Excerpts from a dataset:
▼▼▼

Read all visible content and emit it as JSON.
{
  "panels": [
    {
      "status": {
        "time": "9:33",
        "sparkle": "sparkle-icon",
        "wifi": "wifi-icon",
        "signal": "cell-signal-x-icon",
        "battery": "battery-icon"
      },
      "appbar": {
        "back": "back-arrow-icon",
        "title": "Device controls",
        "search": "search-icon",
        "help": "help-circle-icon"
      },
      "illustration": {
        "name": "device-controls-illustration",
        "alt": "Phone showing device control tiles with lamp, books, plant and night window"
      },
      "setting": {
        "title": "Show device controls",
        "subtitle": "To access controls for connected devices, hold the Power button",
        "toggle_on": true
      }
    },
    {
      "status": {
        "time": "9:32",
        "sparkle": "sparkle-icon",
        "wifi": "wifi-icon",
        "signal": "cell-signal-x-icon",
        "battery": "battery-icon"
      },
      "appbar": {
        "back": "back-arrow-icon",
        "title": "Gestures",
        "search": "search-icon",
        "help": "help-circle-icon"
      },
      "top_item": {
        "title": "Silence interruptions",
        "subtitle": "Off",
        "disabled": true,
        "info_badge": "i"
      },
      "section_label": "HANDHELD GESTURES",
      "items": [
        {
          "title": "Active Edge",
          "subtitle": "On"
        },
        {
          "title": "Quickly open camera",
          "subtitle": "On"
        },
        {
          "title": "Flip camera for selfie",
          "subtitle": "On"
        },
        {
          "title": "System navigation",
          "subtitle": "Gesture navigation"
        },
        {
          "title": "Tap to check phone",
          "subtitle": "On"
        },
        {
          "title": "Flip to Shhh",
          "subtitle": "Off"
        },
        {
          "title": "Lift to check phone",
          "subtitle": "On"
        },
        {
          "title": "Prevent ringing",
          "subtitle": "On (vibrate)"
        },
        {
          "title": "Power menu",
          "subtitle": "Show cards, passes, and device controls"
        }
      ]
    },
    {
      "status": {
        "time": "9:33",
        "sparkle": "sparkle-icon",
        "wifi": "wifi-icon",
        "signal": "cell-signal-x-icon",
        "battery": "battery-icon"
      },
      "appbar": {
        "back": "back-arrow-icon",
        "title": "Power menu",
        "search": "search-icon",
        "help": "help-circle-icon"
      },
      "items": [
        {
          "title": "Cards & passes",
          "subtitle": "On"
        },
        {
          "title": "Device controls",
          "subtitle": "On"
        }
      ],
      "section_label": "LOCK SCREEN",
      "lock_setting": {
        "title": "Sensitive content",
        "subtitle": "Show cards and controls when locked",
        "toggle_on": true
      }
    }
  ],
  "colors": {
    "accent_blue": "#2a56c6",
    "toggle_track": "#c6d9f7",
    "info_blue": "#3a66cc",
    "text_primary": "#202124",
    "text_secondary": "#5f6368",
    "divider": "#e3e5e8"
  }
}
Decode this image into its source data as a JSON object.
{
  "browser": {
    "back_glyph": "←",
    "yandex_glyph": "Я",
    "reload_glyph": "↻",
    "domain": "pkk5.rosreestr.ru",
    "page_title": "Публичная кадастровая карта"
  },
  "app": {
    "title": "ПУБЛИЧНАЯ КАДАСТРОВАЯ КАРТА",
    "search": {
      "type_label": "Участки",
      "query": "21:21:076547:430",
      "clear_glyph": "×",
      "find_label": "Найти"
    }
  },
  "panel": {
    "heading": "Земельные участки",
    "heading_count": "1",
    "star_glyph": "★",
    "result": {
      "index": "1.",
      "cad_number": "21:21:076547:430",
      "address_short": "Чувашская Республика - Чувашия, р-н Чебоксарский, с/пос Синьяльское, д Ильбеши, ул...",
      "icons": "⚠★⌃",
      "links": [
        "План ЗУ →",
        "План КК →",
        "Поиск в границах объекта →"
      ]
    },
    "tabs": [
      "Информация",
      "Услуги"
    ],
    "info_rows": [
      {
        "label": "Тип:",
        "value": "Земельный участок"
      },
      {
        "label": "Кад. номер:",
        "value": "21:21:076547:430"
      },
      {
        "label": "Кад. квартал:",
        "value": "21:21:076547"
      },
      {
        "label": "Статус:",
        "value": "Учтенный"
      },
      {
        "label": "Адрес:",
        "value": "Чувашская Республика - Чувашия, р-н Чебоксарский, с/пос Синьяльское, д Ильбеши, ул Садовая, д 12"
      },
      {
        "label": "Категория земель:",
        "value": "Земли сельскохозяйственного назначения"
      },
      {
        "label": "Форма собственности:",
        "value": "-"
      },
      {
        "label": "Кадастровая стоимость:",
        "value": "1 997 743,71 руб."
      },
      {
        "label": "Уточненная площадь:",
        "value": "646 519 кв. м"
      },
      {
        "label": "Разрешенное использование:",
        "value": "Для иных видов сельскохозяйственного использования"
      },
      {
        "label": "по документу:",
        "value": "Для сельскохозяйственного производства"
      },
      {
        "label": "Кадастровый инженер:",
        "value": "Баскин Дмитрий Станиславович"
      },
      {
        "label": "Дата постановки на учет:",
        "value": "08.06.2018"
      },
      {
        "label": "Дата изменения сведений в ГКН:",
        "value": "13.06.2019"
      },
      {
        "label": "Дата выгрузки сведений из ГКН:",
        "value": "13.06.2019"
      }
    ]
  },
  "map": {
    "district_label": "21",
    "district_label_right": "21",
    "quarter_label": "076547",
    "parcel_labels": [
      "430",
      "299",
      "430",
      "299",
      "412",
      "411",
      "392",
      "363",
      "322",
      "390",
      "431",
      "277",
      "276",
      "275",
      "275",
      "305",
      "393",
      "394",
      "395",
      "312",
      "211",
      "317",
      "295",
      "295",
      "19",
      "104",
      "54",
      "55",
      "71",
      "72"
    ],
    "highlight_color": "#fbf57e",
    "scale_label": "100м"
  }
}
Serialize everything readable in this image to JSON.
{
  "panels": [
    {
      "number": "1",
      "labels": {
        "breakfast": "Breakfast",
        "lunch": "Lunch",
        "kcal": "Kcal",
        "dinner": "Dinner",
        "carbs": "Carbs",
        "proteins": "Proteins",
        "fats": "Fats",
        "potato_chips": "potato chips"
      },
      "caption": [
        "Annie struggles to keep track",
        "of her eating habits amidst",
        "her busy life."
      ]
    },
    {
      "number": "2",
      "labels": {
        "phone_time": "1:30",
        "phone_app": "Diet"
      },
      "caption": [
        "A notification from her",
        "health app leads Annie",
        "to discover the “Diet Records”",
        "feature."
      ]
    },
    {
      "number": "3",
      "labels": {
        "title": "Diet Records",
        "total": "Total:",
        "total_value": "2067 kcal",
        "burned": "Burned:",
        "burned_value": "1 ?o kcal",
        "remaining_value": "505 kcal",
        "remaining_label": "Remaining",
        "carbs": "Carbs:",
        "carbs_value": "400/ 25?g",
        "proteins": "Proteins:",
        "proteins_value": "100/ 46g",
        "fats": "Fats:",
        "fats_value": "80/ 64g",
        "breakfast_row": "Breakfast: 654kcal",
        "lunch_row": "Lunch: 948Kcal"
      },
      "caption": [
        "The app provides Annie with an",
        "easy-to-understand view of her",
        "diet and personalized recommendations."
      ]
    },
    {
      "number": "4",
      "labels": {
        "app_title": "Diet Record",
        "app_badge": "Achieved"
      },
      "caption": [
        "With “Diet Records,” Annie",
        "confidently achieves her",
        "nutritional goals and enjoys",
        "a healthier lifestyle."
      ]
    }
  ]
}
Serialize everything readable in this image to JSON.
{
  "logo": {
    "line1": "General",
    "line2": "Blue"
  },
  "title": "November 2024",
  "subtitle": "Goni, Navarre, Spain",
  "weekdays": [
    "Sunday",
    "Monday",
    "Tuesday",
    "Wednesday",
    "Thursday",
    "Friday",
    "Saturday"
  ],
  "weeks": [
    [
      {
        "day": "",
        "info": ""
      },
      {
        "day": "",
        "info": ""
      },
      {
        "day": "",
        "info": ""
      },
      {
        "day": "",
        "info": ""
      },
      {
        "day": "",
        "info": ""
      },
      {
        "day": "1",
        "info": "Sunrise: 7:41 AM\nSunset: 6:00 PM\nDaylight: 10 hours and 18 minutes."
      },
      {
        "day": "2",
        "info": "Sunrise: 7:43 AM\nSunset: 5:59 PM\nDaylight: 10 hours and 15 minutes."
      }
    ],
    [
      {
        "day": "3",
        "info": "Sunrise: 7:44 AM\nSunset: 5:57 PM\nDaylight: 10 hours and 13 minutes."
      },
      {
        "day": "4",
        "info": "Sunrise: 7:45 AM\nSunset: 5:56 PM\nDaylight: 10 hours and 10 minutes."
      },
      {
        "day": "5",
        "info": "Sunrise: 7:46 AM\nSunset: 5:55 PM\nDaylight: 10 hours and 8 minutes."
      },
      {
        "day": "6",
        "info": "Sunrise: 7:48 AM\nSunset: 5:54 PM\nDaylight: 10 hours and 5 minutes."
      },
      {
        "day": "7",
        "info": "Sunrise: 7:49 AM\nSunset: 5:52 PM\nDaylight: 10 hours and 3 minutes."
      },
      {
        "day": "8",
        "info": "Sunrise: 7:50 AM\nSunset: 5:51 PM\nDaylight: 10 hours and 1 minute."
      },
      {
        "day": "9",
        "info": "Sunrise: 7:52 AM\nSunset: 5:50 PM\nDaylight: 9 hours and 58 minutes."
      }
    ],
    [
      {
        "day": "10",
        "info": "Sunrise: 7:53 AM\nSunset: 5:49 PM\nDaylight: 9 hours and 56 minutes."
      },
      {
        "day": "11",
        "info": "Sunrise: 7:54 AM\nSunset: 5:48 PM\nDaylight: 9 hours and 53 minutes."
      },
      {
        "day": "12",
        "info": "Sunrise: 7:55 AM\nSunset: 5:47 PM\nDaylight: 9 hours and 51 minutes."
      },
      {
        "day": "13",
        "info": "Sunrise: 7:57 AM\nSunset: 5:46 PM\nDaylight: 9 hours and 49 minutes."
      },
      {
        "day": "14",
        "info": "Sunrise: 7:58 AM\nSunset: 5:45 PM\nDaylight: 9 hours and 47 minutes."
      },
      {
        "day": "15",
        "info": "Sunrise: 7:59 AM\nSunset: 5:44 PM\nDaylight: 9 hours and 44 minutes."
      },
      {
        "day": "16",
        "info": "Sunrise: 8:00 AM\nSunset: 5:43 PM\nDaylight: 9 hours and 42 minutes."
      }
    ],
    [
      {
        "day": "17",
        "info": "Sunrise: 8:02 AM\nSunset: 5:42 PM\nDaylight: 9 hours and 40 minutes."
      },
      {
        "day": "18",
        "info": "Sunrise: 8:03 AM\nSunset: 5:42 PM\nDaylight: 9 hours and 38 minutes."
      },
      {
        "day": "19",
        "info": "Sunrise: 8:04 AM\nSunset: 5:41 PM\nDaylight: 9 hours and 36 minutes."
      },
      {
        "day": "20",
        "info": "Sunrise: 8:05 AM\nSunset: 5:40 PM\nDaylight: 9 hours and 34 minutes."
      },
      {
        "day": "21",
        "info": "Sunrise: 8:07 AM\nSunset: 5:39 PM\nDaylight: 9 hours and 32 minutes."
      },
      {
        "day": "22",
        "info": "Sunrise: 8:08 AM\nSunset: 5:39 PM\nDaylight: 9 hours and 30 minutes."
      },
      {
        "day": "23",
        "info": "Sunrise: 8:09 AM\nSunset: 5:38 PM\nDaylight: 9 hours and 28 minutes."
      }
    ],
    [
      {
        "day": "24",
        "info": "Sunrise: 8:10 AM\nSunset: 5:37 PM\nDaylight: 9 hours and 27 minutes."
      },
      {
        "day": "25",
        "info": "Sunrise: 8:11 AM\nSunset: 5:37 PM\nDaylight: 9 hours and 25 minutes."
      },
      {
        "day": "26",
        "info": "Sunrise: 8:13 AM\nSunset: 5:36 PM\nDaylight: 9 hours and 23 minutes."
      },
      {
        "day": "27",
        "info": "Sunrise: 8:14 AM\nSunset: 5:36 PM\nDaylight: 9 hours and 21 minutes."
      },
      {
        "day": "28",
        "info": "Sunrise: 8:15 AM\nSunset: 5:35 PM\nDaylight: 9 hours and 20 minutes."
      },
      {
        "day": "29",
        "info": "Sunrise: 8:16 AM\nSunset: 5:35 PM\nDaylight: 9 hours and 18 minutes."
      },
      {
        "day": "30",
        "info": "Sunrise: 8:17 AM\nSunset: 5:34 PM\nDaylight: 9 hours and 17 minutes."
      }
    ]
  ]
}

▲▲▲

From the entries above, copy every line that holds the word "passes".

          "subtitle": "Show cards, passes, and device controls"
          "title": "Cards & passes",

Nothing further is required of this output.